    There are an awful lot of phrases that involve swear words, aren’t there?

  • I think there should be a category for fun things grandparents say. Lots of grandparents are awfully fond of the slang, aren’t they?

  • Oh! Oh! I use “Don’t harsh my mellow!” Now I feel like a rock star.

  • It amazes me how these things translate – I guess a bit like chinese whispers. I live ‘by the Clyde’ and must admit to never ever having heard ‘do you think I came down the Clyde on a biscuit’ it’s always up the Clyde (not down) and I’ve heard it with a ‘banana boat’ or a ‘bicycle’, but never a biscuit.

  • While I have had the misfortune to eat some biscuits that were tough enough to float on, the Scots mean ‘cookie’ when they say ‘biscuit,’ bless their hearts.

  • Those were hystrical. I’ve used the Shui one before, someone asked me what style I decorated in and I said “Funky Shui” I’m not sure they understood what I meant tho.

  • No no no ! I must take issue ! Sarah must cite her sources !!! One does not come down the Clyde on a biscuit – one comes UP it on a BANANA BOAT !!
    As in, “dae ye think I cam up the Clyde oan a banana boat ?” …. clearly a much more sensible flotation device than a biscuit.
    Honestly Kay, you’re the giddy limit (as my Grandmother would have told you) – you’ll have everyone thinking we Scots are nutters.
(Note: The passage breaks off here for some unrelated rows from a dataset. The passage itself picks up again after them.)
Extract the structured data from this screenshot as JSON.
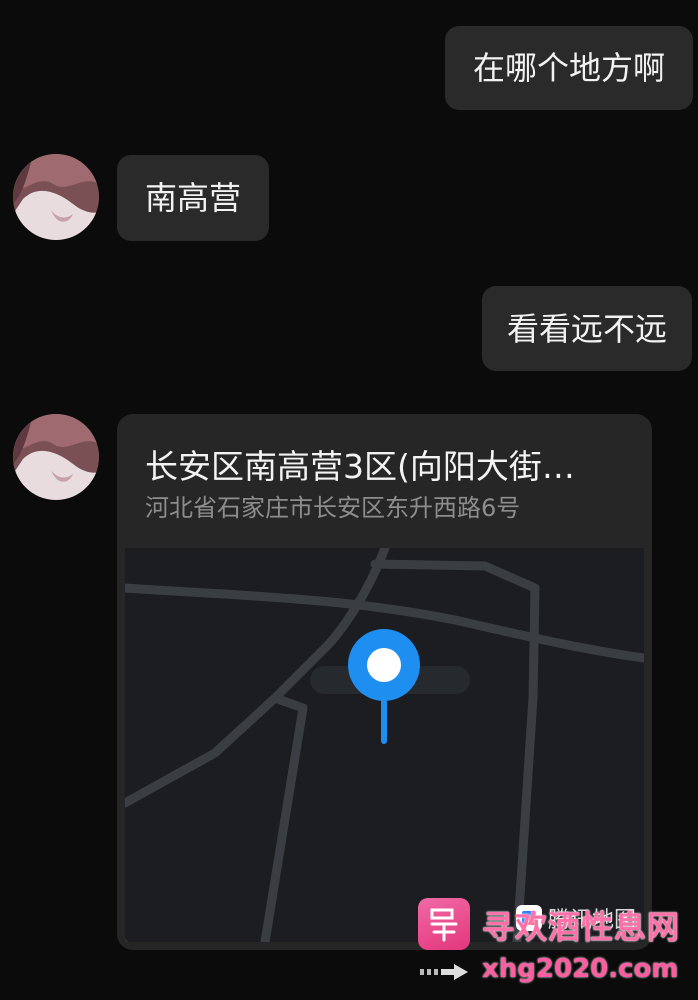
{
  "messages": {
    "outgoing_1": "在哪个地方啊",
    "incoming_1": "南高营",
    "outgoing_2": "看看远不远"
  },
  "location_card": {
    "title": "长安区南高营3区(向阳大街…",
    "address": "河北省石家庄市长安区东升西路6号",
    "map_provider_label": "腾讯地图",
    "pin_icon": "location-pin-icon"
  },
  "watermark": {
    "site_name": "寻欢酒性息网",
    "url": "xhg2020.com"
  },
  "colors": {
    "background": "#0b0b0b",
    "bubble": "#2a2a2a",
    "pin": "#1f8ef1",
    "watermark_pink": "#ff6fa8"
  }
}
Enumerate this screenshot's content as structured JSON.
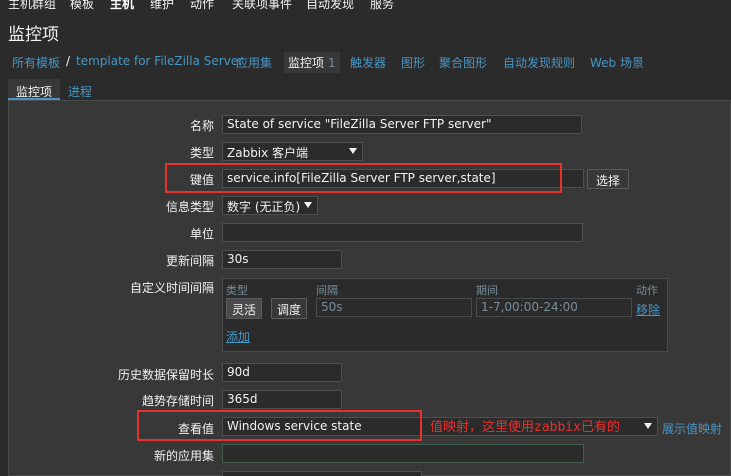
{
  "top_nav": [
    "主机群组",
    "模板",
    "主机",
    "维护",
    "动作",
    "关联项事件",
    "自动发现",
    "服务"
  ],
  "page_title": "监控项",
  "breadcrumbs": {
    "all_templates": "所有模板",
    "separator": "/",
    "template": "template for FileZilla Server",
    "applications": "应用集",
    "items": "监控项",
    "items_count": "1",
    "triggers": "触发器",
    "graphs": "图形",
    "screens": "聚合图形",
    "discovery_rules": "自动发现规则",
    "web_scenarios": "Web 场景"
  },
  "form_tabs": {
    "item": "监控项",
    "process": "进程"
  },
  "form": {
    "name_label": "名称",
    "name_value": "State of service \"FileZilla Server FTP server\"",
    "type_label": "类型",
    "type_value": "Zabbix 客户端",
    "key_label": "键值",
    "key_value": "service.info[FileZilla Server FTP server,state]",
    "select_button": "选择",
    "info_type_label": "信息类型",
    "info_type_value": "数字 (无正负)",
    "units_label": "单位",
    "units_value": "",
    "update_interval_label": "更新间隔",
    "update_interval_value": "30s",
    "custom_intervals_label": "自定义时间间隔",
    "custom_intervals": {
      "col_type": "类型",
      "col_interval": "间隔",
      "col_period": "期间",
      "col_action": "动作",
      "flexible": "灵活",
      "scheduling": "调度",
      "interval_value": "50s",
      "period_value": "1-7,00:00-24:00",
      "remove": "移除",
      "add": "添加"
    },
    "history_label": "历史数据保留时长",
    "history_value": "90d",
    "trends_label": "趋势存储时间",
    "trends_value": "365d",
    "show_value_label": "查看值",
    "show_value_value": "Windows service state",
    "show_value_mappings_link": "展示值映射",
    "new_application_label": "新的应用集",
    "new_application_value": ""
  },
  "annotation_text": "值映射，这里使用zabbix已有的",
  "colors": {
    "highlight": "#e8302c",
    "link": "#4796c4",
    "background": "#2b2b2b",
    "panel": "#383838"
  }
}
As if.
    Heather x

  • Heather – it’s a quotation from a play which I saw some years ago in Corby (which has a large Scottish influx despite being in the Midlands – related to the former steelworks) and I cannot for the life of me remember the name of the play now. It may come to me if I try not to think about it!

  • Now I love the contest even more! Thanks so much!

  • It was great fun reading all the entries! Also, had to laugh because so many of them were things I say all the time, and didn’t even think of as “slang” – I guess that’s what slang is, eh?
    Jeezum Crow!